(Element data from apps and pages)

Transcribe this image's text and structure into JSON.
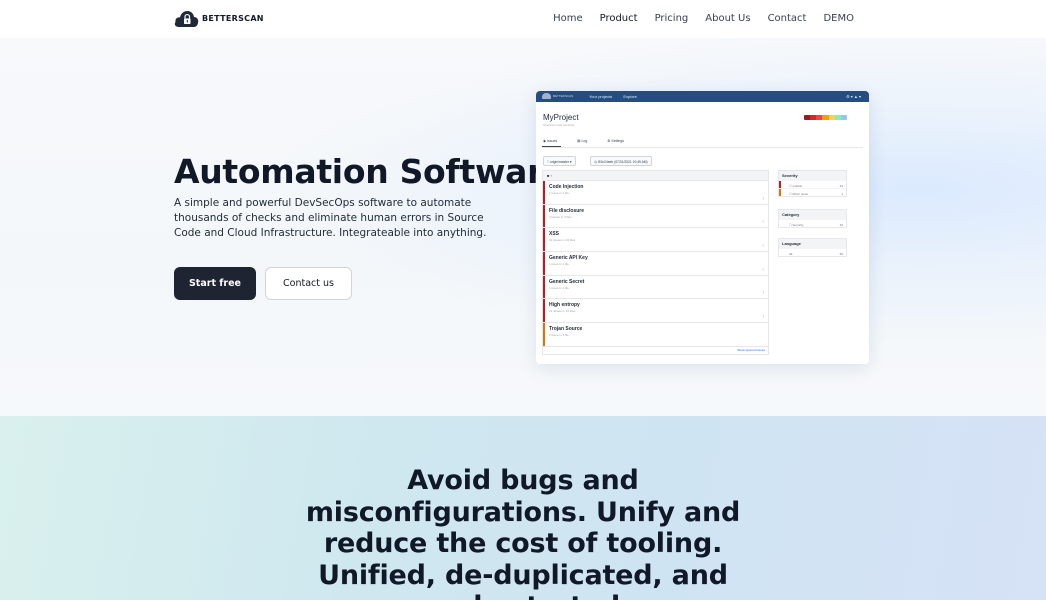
{
  "nav": {
    "brand": "BETTERSCAN",
    "links": [
      {
        "label": "Home"
      },
      {
        "label": "Product",
        "active": true
      },
      {
        "label": "Pricing"
      },
      {
        "label": "About Us"
      },
      {
        "label": "Contact"
      },
      {
        "label": "DEMO"
      }
    ]
  },
  "hero": {
    "title": "Automation Software",
    "description": "A simple and powerful DevSecOps software to automate thousands of checks and eliminate human errors in Source Code and Cloud Infrastructure. Integrateable into anything.",
    "primary_button": "Start free",
    "secondary_button": "Contact us"
  },
  "app_preview": {
    "brand": "BETTERSCAN",
    "top_nav": [
      "Your projects",
      "Explore"
    ],
    "top_right": "⚙ ▾   ▲ ▾",
    "project_title": "MyProject",
    "project_subtitle": "Check for new commits",
    "tabs": [
      "Issues",
      "Log",
      "Settings"
    ],
    "branch": "origin/master",
    "commit": "f19c24eeb (07/31/2021 10:49 AM)",
    "list_header": "■ ›",
    "issues": [
      {
        "title": "Code Injection",
        "subtitle": "1 issue in 1 file.",
        "severity_color": "#b91c1c"
      },
      {
        "title": "File disclosure",
        "subtitle": "4 issues in 3 files.",
        "severity_color": "#b91c1c"
      },
      {
        "title": "XSS",
        "subtitle": "19 issues in 10 files.",
        "severity_color": "#b91c1c"
      },
      {
        "title": "Generic API Key",
        "subtitle": "1 issue in 1 file.",
        "severity_color": "#b91c1c"
      },
      {
        "title": "Generic Secret",
        "subtitle": "1 issue in 1 file.",
        "severity_color": "#b91c1c"
      },
      {
        "title": "High entropy",
        "subtitle": "22 issues in 10 files.",
        "severity_color": "#b91c1c"
      },
      {
        "title": "Trojan Source",
        "subtitle": "1 issue in 1 file.",
        "severity_color": "#d97706"
      }
    ],
    "show_ignored": "Show ignored issues",
    "filters": {
      "severity_title": "Severity",
      "severity": [
        {
          "label": "Critical",
          "count": "33",
          "color": "#b91c1c"
        },
        {
          "label": "Minor Issue",
          "count": "1",
          "color": "#d97706"
        }
      ],
      "category_title": "Category",
      "category": [
        {
          "label": "Security",
          "count": "33"
        }
      ],
      "language_title": "Language",
      "language": [
        {
          "label": "All",
          "count": "56"
        }
      ]
    },
    "severity_bar_colors": [
      "#991b1b",
      "#dc2626",
      "#ef4444",
      "#f59e0b",
      "#fcd34d",
      "#86efac",
      "#93c5fd"
    ]
  },
  "section2": {
    "title": "Avoid bugs and misconfigurations. Unify and reduce the cost of tooling. Unified, de-duplicated, and orchestrated"
  }
}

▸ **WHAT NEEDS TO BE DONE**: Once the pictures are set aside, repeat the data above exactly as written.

▸ **YOUR SOLUTION**:
Transcribe this image's text and structure into JSON.
{
  "nav": {
    "brand": "BETTERSCAN",
    "links": [
      {
        "label": "Home"
      },
      {
        "label": "Product",
        "active": true
      },
      {
        "label": "Pricing"
      },
      {
        "label": "About Us"
      },
      {
        "label": "Contact"
      },
      {
        "label": "DEMO"
      }
    ]
  },
  "hero": {
    "title": "Automation Software",
    "description": "A simple and powerful DevSecOps software to automate thousands of checks and eliminate human errors in Source Code and Cloud Infrastructure. Integrateable into anything.",
    "primary_button": "Start free",
    "secondary_button": "Contact us"
  },
  "app_preview": {
    "brand": "BETTERSCAN",
    "top_nav": [
      "Your projects",
      "Explore"
    ],
    "top_right": "⚙ ▾   ▲ ▾",
    "project_title": "MyProject",
    "project_subtitle": "Check for new commits",
    "tabs": [
      "Issues",
      "Log",
      "Settings"
    ],
    "branch": "origin/master",
    "commit": "f19c24eeb (07/31/2021 10:49 AM)",
    "list_header": "■ ›",
    "issues": [
      {
        "title": "Code Injection",
        "subtitle": "1 issue in 1 file.",
        "severity_color": "#b91c1c"
      },
      {
        "title": "File disclosure",
        "subtitle": "4 issues in 3 files.",
        "severity_color": "#b91c1c"
      },
      {
        "title": "XSS",
        "subtitle": "19 issues in 10 files.",
        "severity_color": "#b91c1c"
      },
      {
        "title": "Generic API Key",
        "subtitle": "1 issue in 1 file.",
        "severity_color": "#b91c1c"
      },
      {
        "title": "Generic Secret",
        "subtitle": "1 issue in 1 file.",
        "severity_color": "#b91c1c"
      },
      {
        "title": "High entropy",
        "subtitle": "22 issues in 10 files.",
        "severity_color": "#b91c1c"
      },
      {
        "title": "Trojan Source",
        "subtitle": "1 issue in 1 file.",
        "severity_color": "#d97706"
      }
    ],
    "show_ignored": "Show ignored issues",
    "filters": {
      "severity_title": "Severity",
      "severity": [
        {
          "label": "Critical",
          "count": "33",
          "color": "#b91c1c"
        },
        {
          "label": "Minor Issue",
          "count": "1",
          "color": "#d97706"
        }
      ],
      "category_title": "Category",
      "category": [
        {
          "label": "Security",
          "count": "33"
        }
      ],
      "language_title": "Language",
      "language": [
        {
          "label": "All",
          "count": "56"
        }
      ]
    },
    "severity_bar_colors": [
      "#991b1b",
      "#dc2626",
      "#ef4444",
      "#f59e0b",
      "#fcd34d",
      "#86efac",
      "#93c5fd"
    ]
  },
  "section2": {
    "title": "Avoid bugs and misconfigurations. Unify and reduce the cost of tooling. Unified, de-duplicated, and orchestrated"
  }
}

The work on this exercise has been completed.